The recent Queensland budget audit showed an expected 2012-13 operating deficit of $4.9 billion (up from $4.2 billion), and proposed a range of tax increases and soft spending restraint over several years, with serious structural reform only briefly hinted at in a few sentences on page 203. We can do better.
This document shows how we can immediately return to surplus, fundamentally reform hospitals & schools, cut taxes in half, and slash regulation to get the economy booming.
The below reforms are a clear break from “business as usual” and would require brave political leadership. The spending cuts will be unpopular, especially from those people who previously received the “free” money.
However, while these reforms introduce some short-term pain, the long-term benefits are clear and significant. A more competitive hospital and school system will lead to better quality health and education. Dramatically lower taxes and fewer regulations will spur new investments and productivity growth – leading to more jobs and higher wages. And importantly, these reforms ensure the budget position is sustainable so that we do not leave a legacy of debt and deficits for future generations.
Payroll tax (like many other taxes) leads to fewer jobs, lower take-home pay, higher consumer prices and lower returns for investors. As I have previously argued, we should be striving to cut (and some day abolish) payroll tax.
In Queensland the government defends itself by saying that we have the lowest payroll tax rate of any state, at only 4.75%. But that isn’t quite right.
Queensland is the only state that charges a variable payroll tax, with medium-sized firms actually paying 5.94% marginal payroll tax, while only the larger firms (with labour costs above $5 million per year) pay the reported 4.75%.
This means that for medium-sized firms, Queensland’s payroll tax rate is actually higher than every other state except Tasmania.
Governments of all persuasion often claim that they support a strong private business sector, while at the same time burdening business with a range of taxes, regulations and obstacles. One such tax that has been a consistent thorn in the side of the private sector is the state payroll tax.
Payroll tax is paid by businesses based on the amount that they pay their staff. It is literally a tax on jobs.
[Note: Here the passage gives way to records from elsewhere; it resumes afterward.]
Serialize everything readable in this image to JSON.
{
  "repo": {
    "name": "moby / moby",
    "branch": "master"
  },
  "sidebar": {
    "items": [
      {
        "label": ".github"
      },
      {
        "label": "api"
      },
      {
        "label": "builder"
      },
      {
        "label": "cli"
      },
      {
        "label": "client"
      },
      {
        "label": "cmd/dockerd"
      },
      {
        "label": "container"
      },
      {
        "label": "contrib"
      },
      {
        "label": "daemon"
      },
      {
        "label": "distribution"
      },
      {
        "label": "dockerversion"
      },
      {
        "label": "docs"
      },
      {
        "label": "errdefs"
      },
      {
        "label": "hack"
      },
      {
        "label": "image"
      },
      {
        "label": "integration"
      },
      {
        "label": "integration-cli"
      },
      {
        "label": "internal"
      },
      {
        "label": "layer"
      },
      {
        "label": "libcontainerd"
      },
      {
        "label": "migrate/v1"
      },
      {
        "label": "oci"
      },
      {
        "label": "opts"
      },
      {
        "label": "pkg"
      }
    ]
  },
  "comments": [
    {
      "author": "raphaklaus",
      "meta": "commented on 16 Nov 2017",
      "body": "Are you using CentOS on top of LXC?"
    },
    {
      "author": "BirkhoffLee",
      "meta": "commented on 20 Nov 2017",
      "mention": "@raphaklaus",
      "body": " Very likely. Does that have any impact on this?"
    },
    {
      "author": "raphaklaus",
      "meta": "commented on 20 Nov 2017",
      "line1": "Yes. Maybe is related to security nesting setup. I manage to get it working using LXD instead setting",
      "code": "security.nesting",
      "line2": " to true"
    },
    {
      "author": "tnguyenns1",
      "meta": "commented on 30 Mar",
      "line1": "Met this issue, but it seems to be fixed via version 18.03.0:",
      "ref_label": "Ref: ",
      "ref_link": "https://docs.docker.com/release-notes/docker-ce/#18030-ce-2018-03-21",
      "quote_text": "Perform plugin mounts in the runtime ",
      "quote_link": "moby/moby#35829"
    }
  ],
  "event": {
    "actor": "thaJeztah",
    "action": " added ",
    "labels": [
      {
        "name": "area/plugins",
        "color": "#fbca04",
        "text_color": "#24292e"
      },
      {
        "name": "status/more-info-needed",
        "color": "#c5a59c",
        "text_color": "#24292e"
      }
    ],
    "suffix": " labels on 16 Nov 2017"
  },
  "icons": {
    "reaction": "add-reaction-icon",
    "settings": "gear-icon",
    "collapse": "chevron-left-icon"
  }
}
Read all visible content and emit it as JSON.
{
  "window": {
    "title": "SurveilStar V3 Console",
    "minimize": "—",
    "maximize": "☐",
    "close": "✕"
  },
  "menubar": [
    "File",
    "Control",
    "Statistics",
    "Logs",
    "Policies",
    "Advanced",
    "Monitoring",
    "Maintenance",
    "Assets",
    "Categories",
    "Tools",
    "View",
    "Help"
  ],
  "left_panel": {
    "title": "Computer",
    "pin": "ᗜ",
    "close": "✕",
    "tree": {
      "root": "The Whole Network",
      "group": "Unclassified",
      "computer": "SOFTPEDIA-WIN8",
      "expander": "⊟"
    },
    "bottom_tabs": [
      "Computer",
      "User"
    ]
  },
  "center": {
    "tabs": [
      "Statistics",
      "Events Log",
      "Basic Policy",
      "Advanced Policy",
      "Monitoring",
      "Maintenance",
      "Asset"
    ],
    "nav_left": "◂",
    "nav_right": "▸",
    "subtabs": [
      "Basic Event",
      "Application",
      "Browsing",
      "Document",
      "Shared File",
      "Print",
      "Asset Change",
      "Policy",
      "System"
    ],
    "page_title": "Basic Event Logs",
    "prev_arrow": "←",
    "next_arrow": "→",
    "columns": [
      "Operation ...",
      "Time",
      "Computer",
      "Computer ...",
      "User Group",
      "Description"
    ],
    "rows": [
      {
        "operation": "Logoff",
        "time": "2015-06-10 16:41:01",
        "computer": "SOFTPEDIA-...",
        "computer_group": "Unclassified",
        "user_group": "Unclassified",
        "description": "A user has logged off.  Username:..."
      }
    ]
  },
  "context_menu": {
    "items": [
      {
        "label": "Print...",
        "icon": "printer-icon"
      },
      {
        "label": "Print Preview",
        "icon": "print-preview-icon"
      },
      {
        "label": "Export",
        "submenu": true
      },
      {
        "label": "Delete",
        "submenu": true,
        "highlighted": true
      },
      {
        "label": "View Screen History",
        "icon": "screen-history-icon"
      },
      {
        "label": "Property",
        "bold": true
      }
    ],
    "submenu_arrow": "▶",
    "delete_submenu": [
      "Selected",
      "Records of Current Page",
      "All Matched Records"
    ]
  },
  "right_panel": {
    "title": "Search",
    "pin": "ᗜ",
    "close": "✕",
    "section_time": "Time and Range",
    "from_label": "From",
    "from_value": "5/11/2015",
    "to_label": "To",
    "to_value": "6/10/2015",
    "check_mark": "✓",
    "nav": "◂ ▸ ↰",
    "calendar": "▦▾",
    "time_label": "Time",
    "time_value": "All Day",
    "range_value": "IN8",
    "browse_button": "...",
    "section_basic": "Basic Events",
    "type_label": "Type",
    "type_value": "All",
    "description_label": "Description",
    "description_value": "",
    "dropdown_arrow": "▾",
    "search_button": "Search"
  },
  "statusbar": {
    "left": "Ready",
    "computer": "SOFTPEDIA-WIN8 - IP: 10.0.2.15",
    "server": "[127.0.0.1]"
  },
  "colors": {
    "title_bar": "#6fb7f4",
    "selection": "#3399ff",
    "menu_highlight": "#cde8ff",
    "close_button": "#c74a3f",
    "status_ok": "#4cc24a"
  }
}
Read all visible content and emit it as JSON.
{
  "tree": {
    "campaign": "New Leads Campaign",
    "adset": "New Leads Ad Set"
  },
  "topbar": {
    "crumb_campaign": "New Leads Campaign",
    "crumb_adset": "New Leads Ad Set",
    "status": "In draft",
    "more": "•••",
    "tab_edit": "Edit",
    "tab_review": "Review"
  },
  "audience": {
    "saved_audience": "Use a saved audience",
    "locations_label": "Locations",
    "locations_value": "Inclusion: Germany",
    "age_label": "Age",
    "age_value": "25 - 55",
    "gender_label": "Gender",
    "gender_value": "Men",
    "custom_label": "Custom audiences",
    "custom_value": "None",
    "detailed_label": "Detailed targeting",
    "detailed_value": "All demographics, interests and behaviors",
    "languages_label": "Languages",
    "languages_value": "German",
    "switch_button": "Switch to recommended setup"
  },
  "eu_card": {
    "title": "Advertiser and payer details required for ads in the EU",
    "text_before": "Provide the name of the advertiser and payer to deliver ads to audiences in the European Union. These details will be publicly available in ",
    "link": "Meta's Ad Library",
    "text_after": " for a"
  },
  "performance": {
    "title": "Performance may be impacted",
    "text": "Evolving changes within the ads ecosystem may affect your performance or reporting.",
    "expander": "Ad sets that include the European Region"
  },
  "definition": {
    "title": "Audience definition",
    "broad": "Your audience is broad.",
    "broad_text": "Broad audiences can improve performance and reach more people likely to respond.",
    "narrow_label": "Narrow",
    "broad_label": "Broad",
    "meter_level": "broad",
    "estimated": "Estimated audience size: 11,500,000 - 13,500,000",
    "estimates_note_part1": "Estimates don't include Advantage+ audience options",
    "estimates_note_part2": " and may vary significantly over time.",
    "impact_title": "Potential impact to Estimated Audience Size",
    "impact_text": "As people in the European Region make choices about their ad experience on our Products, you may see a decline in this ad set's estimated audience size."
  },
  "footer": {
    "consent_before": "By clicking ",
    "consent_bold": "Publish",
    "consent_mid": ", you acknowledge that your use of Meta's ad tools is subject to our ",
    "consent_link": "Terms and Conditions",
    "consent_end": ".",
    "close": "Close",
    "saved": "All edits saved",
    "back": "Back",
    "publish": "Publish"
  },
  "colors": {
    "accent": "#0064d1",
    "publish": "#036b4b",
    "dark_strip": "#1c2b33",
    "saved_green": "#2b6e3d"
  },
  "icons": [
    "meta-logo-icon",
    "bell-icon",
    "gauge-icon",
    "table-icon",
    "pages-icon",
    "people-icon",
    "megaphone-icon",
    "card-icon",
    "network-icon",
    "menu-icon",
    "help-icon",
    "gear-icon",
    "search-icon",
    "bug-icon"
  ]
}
In many ways, the payroll tax is similar to the income tax. Both drive up the cost of employing people. Both are paid by employers, based on wage payments. Both result in lower take-home pay for workers, higher prices for consumers, and lower profits for investors. The main difference is that while the Commonwealth income tax applies to everybody, the state payroll tax only applies to people working in a medium or large business.